App and web page records
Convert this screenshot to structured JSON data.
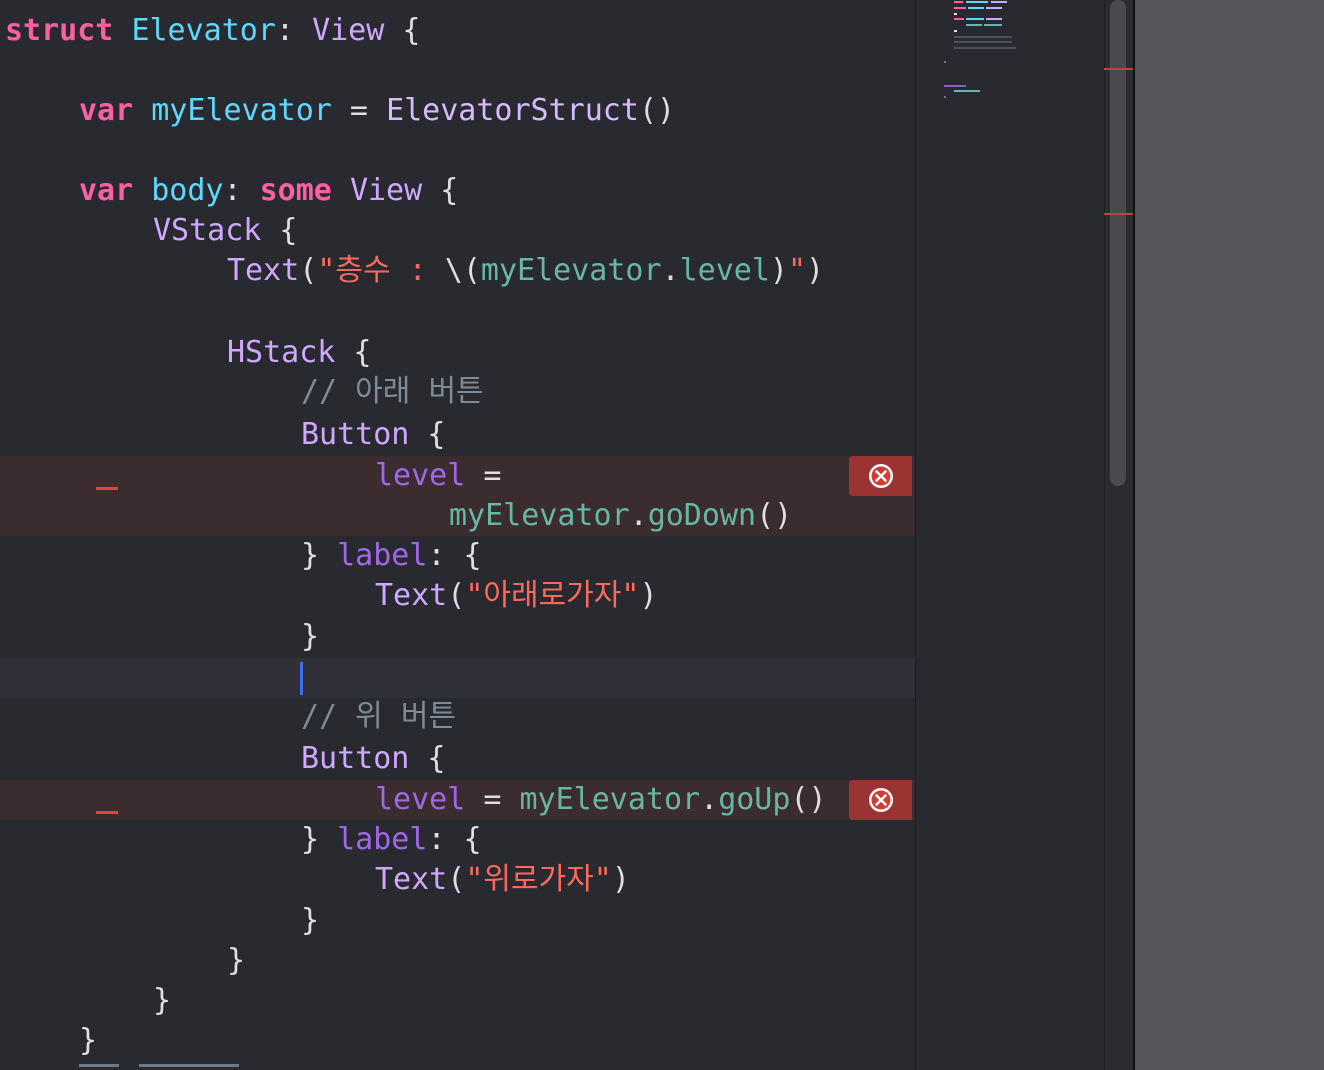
{
  "code": {
    "line1": {
      "kw": "struct",
      "name": "Elevator",
      "colon": ": ",
      "type": "View",
      "tail": " {"
    },
    "line3": {
      "kw": "var",
      "name": "myElevator",
      "op": " = ",
      "type": "ElevatorStruct",
      "tail": "()"
    },
    "line5": {
      "kw1": "var",
      "name": "body",
      "colon": ": ",
      "kw2": "some",
      "type": "View",
      "tail": " {"
    },
    "line6": {
      "type": "VStack",
      "tail": " {"
    },
    "line7": {
      "type": "Text",
      "open": "(",
      "str1": "\"층수 : ",
      "interp_open": "\\(",
      "obj": "myElevator",
      "dot": ".",
      "prop": "level",
      "interp_close": ")",
      "str2": "\"",
      "close": ")"
    },
    "line9": {
      "type": "HStack",
      "tail": " {"
    },
    "line10": {
      "comment": "// 아래 버튼"
    },
    "line11": {
      "type": "Button",
      "tail": " {"
    },
    "line12": {
      "var": "level",
      "op": " ="
    },
    "line13": {
      "obj": "myElevator",
      "dot": ".",
      "method": "goDown",
      "tail": "()"
    },
    "line14": {
      "brace": "} ",
      "label": "label",
      "tail": ": {"
    },
    "line15": {
      "type": "Text",
      "open": "(",
      "str": "\"아래로가자\"",
      "close": ")"
    },
    "line16": {
      "brace": "}"
    },
    "line18": {
      "comment": "// 위 버튼"
    },
    "line19": {
      "type": "Button",
      "tail": " {"
    },
    "line20": {
      "var": "level",
      "op": " = ",
      "obj": "myElevator",
      "dot": ".",
      "method": "goUp",
      "tail": "()"
    },
    "line21": {
      "brace": "} ",
      "label": "label",
      "tail": ": {"
    },
    "line22": {
      "type": "Text",
      "open": "(",
      "str": "\"위로가자\"",
      "close": ")"
    },
    "line23": {
      "brace": "}"
    },
    "line24": {
      "brace": "}"
    },
    "line25": {
      "brace": "}"
    },
    "line26": {
      "brace": "}"
    }
  },
  "errors": {
    "icon": "error-x-circle-icon",
    "count": 2
  },
  "colors": {
    "background": "#292a30",
    "keyword": "#fc5fa3",
    "type": "#d0a8ff",
    "declaration": "#5dd8ff",
    "string": "#fc6a5d",
    "comment": "#7f8c98",
    "error_badge": "#9b3333",
    "error_line": "#3b2d2f",
    "caret": "#3b6ff6"
  }
}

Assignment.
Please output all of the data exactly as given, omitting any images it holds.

Solution.
Convert this screenshot to structured JSON data.
{
  "code": {
    "line1": {
      "kw": "struct",
      "name": "Elevator",
      "colon": ": ",
      "type": "View",
      "tail": " {"
    },
    "line3": {
      "kw": "var",
      "name": "myElevator",
      "op": " = ",
      "type": "ElevatorStruct",
      "tail": "()"
    },
    "line5": {
      "kw1": "var",
      "name": "body",
      "colon": ": ",
      "kw2": "some",
      "type": "View",
      "tail": " {"
    },
    "line6": {
      "type": "VStack",
      "tail": " {"
    },
    "line7": {
      "type": "Text",
      "open": "(",
      "str1": "\"층수 : ",
      "interp_open": "\\(",
      "obj": "myElevator",
      "dot": ".",
      "prop": "level",
      "interp_close": ")",
      "str2": "\"",
      "close": ")"
    },
    "line9": {
      "type": "HStack",
      "tail": " {"
    },
    "line10": {
      "comment": "// 아래 버튼"
    },
    "line11": {
      "type": "Button",
      "tail": " {"
    },
    "line12": {
      "var": "level",
      "op": " ="
    },
    "line13": {
      "obj": "myElevator",
      "dot": ".",
      "method": "goDown",
      "tail": "()"
    },
    "line14": {
      "brace": "} ",
      "label": "label",
      "tail": ": {"
    },
    "line15": {
      "type": "Text",
      "open": "(",
      "str": "\"아래로가자\"",
      "close": ")"
    },
    "line16": {
      "brace": "}"
    },
    "line18": {
      "comment": "// 위 버튼"
    },
    "line19": {
      "type": "Button",
      "tail": " {"
    },
    "line20": {
      "var": "level",
      "op": " = ",
      "obj": "myElevator",
      "dot": ".",
      "method": "goUp",
      "tail": "()"
    },
    "line21": {
      "brace": "} ",
      "label": "label",
      "tail": ": {"
    },
    "line22": {
      "type": "Text",
      "open": "(",
      "str": "\"위로가자\"",
      "close": ")"
    },
    "line23": {
      "brace": "}"
    },
    "line24": {
      "brace": "}"
    },
    "line25": {
      "brace": "}"
    },
    "line26": {
      "brace": "}"
    }
  },
  "errors": {
    "icon": "error-x-circle-icon",
    "count": 2
  },
  "colors": {
    "background": "#292a30",
    "keyword": "#fc5fa3",
    "type": "#d0a8ff",
    "declaration": "#5dd8ff",
    "string": "#fc6a5d",
    "comment": "#7f8c98",
    "error_badge": "#9b3333",
    "error_line": "#3b2d2f",
    "caret": "#3b6ff6"
  }
}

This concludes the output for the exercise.